AppleInsider is supported by its audience and may earn commission as an Amazon Associate and affiliate partner on qualifying purchases. These affiliate partnerships do not influence our editorial content.
Apple's widely-rumored decision to equip a 10th-anniversary iPhone with OLED could add approximately $50 million to incremental costs in the March quarter, eating slightly into profit margins, according to an analyst.
Gross margin will likely remain flat quarter-to-quarter at 38.8 percent, but this is a potential "pinch point," Cowen & Company's Timothy Arcuri said in an investor memo obtained by AppleInsider.

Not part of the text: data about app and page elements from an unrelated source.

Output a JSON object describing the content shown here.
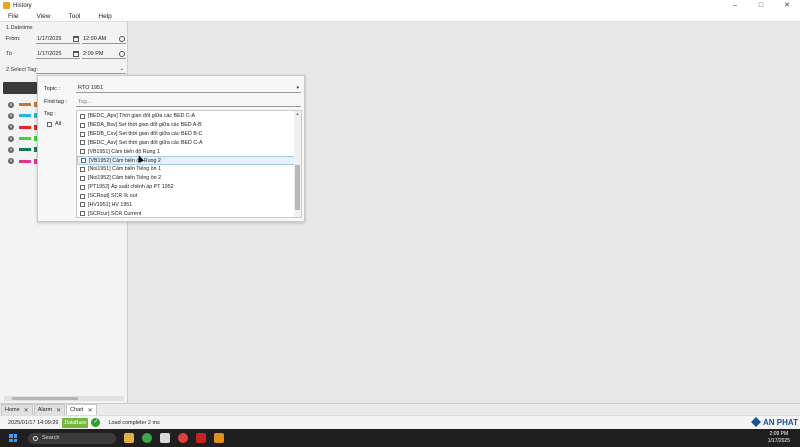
{
  "window": {
    "title": "History"
  },
  "menu": [
    "File",
    "View",
    "Tool",
    "Help"
  ],
  "datetime": {
    "section": "1.Datetime",
    "from_label": "From:",
    "from_date": "1/17/2025",
    "from_time": "12:00 AM",
    "to_label": "To",
    "to_date": "1/17/2025",
    "to_time": "2:09 PM"
  },
  "select_tag": {
    "section": "2.Select Tag:"
  },
  "tag_colors": [
    "#c87533",
    "#23b3e6",
    "#e02828",
    "#3bd43b",
    "#147a5c",
    "#e0338f"
  ],
  "popup": {
    "topic_label": "Topic :",
    "topic_value": "RTO 1951",
    "find_label": "Find tag :",
    "find_placeholder": "Tag...",
    "tag_label": "Tag :",
    "all_label": "All",
    "tags": [
      "[BEDC_Apv] Thời gian đốt giữa các BED C-A",
      "[BEDA_Bsv] Set thời gian đốt giữa các BED A-B",
      "[BEDB_Csv] Set thời gian đốt giữa các BED B-C",
      "[BEDC_Asv] Set thời gian đốt giữa các BED C-A",
      "[VB1951] Cảm biến độ Rung 1",
      "[VB1952] Cảm biến độ Rung 2",
      "[Noi1951] Cảm biến Tiếng ồn 1",
      "[Noi1952] Cảm biến Tiếng ồn 2",
      "[PT1952] Áp suất chênh áp PT 1952",
      "[SCRout] SCR % out",
      "[HV1951] HV 1951",
      "[SCRcur] SCR Current"
    ]
  },
  "tabs": [
    "Home",
    "Alarm",
    "Chart"
  ],
  "status": {
    "timestamp": "2025/01/17 14:09:29",
    "badge": "DataBase",
    "message": "Load completer 2 ms"
  },
  "logo_text": "AN PHAT",
  "taskbar": {
    "search_placeholder": "Search",
    "time": "2:09 PM",
    "date": "1/17/2025"
  }
}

OLED offers a number of advantages over LCD — such as flexibility and lower power consumption — but is often more expensive, not the least because relatively few suppliers are equipped to manufacture it on the scale a company like Apple needs.
Indeed some reports have suggested that Samsung could be Apple's exclusive supplier, possibly of 5.8-inch "fixed flex" screens. The Korean company has been an early pioneer of curved OLED, using it on the Edge models of its own Galaxy S6 and S7 phones, as well as the defunct Galaxy Note 7.
For Apple's December-quarter results — due to be announced on Tuesday — Arcuri is anticipating 76 million in iPhone shipments, a number roughly flat year-over-year, but with possible upside to revenue thanks to a large share of the more expensive 7 Plus, estimated to account for 23.5 million units versus the regular iPhone 7's 35 million. Only about 8 million iPhone SE units are thought to have been shipped.
In terms of other product lines, the analyst is predicting 13.5 million iPads, and 5.4 million Apple Watches. He suggested that Apple could have positive things to say about Watch Series 2 sales, and might even finally decide to break out the Watch from other results, giving official quarterly numbers.
Arcuri's March-quarter forecast includes 50.5 million iPhones, 10 million iPads, and 2.5 million Watches, as well as Apple resuming year-over-year growth ahead of the "iPhone X" launch. Apple saw its first revenue decline in 15 years during 2016, often linked to weak sales of the iPhone 6s versus the iPhone 6, which was Apple's first phone with a bigger screen sized more like rival Android devices.